• Data for the task:

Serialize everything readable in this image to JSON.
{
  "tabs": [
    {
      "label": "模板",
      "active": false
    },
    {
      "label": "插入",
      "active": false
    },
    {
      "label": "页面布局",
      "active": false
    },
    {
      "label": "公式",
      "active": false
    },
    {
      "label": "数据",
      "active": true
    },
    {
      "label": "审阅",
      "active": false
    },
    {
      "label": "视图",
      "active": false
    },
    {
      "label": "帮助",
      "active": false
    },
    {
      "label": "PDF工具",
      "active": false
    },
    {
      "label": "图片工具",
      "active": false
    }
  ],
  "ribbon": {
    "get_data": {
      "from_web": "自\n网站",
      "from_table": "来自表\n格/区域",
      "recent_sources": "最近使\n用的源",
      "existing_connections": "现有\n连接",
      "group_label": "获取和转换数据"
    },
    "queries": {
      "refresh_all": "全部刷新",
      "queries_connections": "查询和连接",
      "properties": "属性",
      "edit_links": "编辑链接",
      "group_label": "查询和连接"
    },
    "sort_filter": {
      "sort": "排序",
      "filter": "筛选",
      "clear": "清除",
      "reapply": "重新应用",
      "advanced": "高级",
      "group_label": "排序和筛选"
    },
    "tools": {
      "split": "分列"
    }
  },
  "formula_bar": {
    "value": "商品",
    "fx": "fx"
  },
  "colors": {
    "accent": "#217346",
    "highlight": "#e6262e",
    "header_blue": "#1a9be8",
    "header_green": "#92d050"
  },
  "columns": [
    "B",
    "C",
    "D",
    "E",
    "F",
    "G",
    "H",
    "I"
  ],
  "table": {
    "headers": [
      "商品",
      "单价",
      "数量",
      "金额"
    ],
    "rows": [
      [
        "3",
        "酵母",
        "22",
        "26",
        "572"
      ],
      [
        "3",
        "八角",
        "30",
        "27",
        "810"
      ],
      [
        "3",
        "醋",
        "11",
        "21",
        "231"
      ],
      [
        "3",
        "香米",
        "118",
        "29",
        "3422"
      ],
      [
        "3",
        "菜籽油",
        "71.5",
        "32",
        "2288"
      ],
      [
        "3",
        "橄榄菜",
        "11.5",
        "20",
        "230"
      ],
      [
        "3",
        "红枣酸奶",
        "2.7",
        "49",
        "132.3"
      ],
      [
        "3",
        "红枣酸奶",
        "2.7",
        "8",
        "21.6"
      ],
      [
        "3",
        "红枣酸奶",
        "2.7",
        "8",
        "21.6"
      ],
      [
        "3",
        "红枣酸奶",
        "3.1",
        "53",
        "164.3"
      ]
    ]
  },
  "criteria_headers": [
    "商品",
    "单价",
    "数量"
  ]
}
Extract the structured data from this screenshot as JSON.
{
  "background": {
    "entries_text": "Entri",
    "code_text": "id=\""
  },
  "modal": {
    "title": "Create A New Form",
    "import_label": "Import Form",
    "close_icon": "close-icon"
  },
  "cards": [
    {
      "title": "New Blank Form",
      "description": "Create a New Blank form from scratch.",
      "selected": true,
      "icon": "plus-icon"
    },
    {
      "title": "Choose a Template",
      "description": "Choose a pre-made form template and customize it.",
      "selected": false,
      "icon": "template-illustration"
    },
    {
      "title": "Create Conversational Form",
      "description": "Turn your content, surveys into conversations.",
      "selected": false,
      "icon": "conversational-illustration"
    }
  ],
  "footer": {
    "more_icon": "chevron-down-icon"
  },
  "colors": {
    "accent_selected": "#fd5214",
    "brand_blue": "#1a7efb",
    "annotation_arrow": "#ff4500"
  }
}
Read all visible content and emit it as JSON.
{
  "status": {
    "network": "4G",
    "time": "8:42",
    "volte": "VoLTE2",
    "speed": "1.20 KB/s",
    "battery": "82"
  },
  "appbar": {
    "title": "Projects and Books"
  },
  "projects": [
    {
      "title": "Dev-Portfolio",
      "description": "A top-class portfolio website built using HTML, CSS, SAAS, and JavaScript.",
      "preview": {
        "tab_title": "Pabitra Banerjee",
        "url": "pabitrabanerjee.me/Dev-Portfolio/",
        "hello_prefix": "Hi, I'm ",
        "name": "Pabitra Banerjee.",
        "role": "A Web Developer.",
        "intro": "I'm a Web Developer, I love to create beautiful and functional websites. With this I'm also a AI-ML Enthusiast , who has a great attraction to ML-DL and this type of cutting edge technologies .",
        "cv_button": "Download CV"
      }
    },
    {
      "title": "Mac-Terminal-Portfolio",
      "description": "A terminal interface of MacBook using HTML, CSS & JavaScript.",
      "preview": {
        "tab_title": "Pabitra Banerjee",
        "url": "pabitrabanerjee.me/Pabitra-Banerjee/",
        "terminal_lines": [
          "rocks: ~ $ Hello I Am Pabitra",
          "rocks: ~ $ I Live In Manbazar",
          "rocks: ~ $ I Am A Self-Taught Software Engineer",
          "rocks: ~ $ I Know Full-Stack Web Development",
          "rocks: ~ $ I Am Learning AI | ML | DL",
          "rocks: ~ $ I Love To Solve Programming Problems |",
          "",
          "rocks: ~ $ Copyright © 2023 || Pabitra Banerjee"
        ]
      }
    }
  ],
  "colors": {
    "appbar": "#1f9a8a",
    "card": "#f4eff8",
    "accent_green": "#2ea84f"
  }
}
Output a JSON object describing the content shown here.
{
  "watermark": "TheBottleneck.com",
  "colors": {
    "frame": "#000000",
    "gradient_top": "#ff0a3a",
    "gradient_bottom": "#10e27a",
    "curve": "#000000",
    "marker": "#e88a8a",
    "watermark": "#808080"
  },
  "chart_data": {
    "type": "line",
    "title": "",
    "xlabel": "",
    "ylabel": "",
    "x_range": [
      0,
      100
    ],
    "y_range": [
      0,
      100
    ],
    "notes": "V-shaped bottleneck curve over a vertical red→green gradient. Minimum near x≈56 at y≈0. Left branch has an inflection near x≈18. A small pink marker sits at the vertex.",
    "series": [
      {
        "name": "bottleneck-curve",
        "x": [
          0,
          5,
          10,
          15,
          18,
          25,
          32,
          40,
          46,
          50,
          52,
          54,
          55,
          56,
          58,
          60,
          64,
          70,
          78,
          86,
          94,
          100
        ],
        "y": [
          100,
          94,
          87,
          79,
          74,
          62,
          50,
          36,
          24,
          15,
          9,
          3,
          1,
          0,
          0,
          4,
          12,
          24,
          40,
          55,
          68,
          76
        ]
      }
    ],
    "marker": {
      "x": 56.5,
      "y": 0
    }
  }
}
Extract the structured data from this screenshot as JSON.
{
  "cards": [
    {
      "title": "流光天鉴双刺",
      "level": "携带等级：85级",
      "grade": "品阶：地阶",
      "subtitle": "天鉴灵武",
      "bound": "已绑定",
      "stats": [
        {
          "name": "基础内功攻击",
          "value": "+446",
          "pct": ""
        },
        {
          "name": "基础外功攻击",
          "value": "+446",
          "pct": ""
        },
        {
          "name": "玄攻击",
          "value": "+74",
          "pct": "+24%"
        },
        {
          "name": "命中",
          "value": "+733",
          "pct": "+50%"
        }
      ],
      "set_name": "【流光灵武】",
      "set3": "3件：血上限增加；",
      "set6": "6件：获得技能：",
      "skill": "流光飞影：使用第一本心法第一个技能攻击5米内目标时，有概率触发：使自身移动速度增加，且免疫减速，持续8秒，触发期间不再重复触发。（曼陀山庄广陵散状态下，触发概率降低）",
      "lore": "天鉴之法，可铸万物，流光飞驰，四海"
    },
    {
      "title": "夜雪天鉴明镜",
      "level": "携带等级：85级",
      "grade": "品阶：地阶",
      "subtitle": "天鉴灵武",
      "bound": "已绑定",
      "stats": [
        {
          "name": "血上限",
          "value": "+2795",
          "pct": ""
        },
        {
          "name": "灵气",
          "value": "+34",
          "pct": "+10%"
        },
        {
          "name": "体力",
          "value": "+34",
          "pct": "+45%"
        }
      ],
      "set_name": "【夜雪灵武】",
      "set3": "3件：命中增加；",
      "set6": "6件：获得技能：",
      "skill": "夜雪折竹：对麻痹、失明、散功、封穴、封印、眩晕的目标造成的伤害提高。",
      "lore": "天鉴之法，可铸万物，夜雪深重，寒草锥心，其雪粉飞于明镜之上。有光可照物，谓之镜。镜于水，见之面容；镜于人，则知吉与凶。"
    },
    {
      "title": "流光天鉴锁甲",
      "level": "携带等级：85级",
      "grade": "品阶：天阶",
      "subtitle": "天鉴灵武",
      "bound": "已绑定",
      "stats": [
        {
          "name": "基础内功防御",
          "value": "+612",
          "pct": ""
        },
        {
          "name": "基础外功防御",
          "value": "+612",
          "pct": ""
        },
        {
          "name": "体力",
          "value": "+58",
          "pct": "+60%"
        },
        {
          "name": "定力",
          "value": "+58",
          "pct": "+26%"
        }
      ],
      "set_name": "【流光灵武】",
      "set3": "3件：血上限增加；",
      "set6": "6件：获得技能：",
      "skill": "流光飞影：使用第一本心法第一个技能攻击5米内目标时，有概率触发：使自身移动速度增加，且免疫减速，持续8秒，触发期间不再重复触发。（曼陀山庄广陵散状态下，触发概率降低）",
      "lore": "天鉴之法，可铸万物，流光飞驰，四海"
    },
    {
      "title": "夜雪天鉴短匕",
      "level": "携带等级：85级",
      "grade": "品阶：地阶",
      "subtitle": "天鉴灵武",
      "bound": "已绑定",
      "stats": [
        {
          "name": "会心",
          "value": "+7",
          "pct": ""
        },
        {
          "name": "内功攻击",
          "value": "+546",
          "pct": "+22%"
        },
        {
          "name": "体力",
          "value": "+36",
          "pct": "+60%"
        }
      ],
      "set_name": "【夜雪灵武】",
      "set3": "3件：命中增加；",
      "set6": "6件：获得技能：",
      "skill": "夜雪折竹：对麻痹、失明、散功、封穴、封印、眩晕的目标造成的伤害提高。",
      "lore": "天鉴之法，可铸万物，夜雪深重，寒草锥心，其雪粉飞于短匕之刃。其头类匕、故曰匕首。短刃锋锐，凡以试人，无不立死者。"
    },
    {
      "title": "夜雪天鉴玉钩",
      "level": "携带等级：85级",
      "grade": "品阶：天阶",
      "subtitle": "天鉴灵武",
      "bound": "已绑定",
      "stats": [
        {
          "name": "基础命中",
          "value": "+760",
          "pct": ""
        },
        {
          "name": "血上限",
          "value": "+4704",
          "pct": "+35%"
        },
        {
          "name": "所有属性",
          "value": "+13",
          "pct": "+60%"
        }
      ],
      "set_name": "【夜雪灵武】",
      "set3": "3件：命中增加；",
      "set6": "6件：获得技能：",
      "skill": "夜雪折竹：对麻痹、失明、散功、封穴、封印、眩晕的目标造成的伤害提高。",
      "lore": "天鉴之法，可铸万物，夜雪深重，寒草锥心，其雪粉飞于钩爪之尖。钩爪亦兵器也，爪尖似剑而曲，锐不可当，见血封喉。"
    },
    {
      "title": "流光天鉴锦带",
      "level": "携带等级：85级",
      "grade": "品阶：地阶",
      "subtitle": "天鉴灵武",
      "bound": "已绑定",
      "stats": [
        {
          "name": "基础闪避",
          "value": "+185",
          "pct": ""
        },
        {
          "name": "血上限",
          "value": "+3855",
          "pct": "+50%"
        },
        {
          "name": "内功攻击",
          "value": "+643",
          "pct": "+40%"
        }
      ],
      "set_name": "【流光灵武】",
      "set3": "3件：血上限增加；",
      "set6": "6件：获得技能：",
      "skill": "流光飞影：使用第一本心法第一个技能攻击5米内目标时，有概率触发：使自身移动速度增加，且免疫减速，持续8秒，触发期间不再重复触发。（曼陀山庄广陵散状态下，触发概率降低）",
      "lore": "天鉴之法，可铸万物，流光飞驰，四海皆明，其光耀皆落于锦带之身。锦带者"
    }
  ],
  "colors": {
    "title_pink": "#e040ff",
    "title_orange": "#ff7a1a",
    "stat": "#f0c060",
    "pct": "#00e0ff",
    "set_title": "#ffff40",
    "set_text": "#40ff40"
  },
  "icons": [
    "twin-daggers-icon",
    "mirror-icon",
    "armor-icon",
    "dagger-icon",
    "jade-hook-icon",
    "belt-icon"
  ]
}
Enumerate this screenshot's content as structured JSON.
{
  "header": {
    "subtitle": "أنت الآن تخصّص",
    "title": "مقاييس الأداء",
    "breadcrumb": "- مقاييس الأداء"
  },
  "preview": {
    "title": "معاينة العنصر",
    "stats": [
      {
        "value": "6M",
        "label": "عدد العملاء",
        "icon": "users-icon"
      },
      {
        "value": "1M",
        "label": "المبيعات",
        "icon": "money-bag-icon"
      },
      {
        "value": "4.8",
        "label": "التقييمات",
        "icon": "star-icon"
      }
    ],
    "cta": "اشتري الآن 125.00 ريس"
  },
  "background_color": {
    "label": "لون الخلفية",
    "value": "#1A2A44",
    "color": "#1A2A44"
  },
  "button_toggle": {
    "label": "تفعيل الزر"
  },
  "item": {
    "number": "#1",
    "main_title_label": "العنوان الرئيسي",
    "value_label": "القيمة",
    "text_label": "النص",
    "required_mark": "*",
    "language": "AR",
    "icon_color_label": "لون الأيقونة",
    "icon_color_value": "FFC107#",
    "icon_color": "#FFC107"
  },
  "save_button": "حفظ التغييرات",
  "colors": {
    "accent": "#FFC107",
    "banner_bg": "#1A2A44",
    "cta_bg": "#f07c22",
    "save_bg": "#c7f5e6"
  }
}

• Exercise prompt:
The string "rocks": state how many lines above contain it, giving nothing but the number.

• Answer to this exercise:
7